Tips of the Trade - Quick Tidbits for Trade Creditors

By Hajar Jouglaf

Trade Tip #5: How do you assert your reclamation rights?

Section 546(c) of the Bankruptcy Code and the Uniform Commercial Code permit a creditor to make a timely written reclamation demand to the debtor to recover goods sold in the ordinary course of the creditor’s business and received by the debtor within 45 days of bankruptcy.

The written demand must be made within: (a) 45 days of the debtor’s receipt of the goods; or (b) 25 days from the petition date if debtor filed bankruptcy within 45 days of receiving the goods.

The reclamation process is quite onerous, and creditors may be better served if they qualify for a § 503(b)(9) claim.

Learn more about §503(b)(9) claims in Trade Tip #6.

Trade Tip #4: What is a § 341(a) meeting?

Section 341 of the Bankruptcy Code requires the U.S. trustee to hold a meeting of creditors (usually in the first 60 days after the petition date) to give creditors and the U.S. trustee the opportunity to ask the debtor questions about debtor’s conduct, assets, liabilities and any matter that may affect administration of the case. The debtor is required to attend and must answer these questions under penalty of perjury. While creditors are not required to attend §341 meetings, and they don’t waive any if they don’t attend, attendance is highly encouraged to get answers to their questions from the debtor.

Want to learn more? Read Dealing With Distress For Fun & Profit – Installment #6 – The Mundane Middle of A Bankruptcy Case by George Kuney and Jonathan Friedland.

Trade Tip #3

If your customer filed bankruptcy, first find out whether the bankruptcy is a chapter 11 or chapter 7. Generally, debtor continues to operate under chapter 11 and ceases operations under chapter 7.

Second, obtain copies of all documents filed in the case to understand the facts and circumstances and identify any upcoming deadlines. These documents can be retrieved from Public Access to Court Electronic Records (PACER) system.

Third, file a notice of appearance under Federal Rule of Bankruptcy Procedure 2002 to receive future pleadings and other documents filed in the case.

Finally, makes sure you attend the §341 meeting to examine the debtor under oath about its assets, liabilities, plans regarding reorganization.

You can learn more by reading What to Do In the Event of a Customer Bankruptcy by Michael A. Brandess.

Trade Tip #2
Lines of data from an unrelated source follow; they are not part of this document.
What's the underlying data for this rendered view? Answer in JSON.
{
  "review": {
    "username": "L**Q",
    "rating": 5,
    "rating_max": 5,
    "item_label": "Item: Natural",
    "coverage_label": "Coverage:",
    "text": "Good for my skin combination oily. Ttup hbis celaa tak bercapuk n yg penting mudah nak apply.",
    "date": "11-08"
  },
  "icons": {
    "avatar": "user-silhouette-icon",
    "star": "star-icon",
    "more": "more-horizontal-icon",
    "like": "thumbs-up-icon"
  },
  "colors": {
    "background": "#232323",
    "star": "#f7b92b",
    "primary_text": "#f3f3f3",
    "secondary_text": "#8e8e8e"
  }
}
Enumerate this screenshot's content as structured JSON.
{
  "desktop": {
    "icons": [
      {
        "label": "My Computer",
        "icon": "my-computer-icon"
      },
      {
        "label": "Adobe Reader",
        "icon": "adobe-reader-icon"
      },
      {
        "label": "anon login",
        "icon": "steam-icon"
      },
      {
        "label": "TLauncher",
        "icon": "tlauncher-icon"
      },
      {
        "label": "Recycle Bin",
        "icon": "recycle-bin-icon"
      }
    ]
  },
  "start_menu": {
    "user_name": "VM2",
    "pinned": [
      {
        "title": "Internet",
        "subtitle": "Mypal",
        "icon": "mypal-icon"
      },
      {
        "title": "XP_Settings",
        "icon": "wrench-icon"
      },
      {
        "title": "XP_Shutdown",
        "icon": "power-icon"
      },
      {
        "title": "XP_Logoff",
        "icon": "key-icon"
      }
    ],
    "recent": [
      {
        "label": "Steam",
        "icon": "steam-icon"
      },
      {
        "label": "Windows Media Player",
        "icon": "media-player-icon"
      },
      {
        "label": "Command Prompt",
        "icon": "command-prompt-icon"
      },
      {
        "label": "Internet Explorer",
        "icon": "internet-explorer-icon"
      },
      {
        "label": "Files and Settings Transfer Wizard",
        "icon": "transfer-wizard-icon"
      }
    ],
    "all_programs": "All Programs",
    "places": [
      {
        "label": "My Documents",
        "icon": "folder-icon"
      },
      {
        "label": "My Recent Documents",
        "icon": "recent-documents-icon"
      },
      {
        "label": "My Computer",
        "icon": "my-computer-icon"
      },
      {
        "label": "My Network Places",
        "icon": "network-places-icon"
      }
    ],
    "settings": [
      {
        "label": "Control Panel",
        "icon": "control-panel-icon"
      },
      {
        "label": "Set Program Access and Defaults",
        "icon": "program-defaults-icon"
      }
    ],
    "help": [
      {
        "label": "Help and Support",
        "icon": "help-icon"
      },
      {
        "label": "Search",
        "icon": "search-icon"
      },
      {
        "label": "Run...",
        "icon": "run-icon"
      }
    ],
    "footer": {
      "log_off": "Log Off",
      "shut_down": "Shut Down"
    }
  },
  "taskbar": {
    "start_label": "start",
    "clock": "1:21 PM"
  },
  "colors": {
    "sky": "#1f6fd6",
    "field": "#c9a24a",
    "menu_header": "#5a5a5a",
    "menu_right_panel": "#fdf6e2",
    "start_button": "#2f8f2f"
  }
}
The filing of a bankruptcy petition automatically stays substantially all litigation, lien enforcement, or other activities that a creditor might undertake to enforce its claim against the debtor or its property. Section 362 of the Bankruptcy Code imposes the automatic stay; no court order is required. Moreover, the automatic stay applies in every bankruptcy case regardless of the chapter under which relief was sought and regardless of whether the case was voluntary or involuntary.

Want to learn more? Read Dealing With Distress For Fun & Profit – Installment #10 – About the Automatic Stay By George Kuney and Jonathan Friedland

Trade Tip #1

Section 501 of the Bankruptcy Code expressly authorizes a creditor to file a proof of claim. With limited exceptions, a prepetition creditor that wishes to be eligible to receive a distribution from a debtor’s bankruptcy estate must file such a proof of claim.

Want to learn more? Read File Early and Often: Filing and Amending Claims in a Bankruptcy Case by Michael Schwarzmann and David Gottlieb.

Editor’s Note: Many Tips of the Trade™ are based, in substantial part, on material reprinted from Commercial Bankruptcy Litigation 2d and Strategic Alternatives for and Against Distressed Businesses, with permission of Thomson Reuters. Quoted language are direct excerpts. Tips of the Trade™ is authored by business/bankruptcy/restructuring/creditors’ rights attorney, Hajar Jouglaf.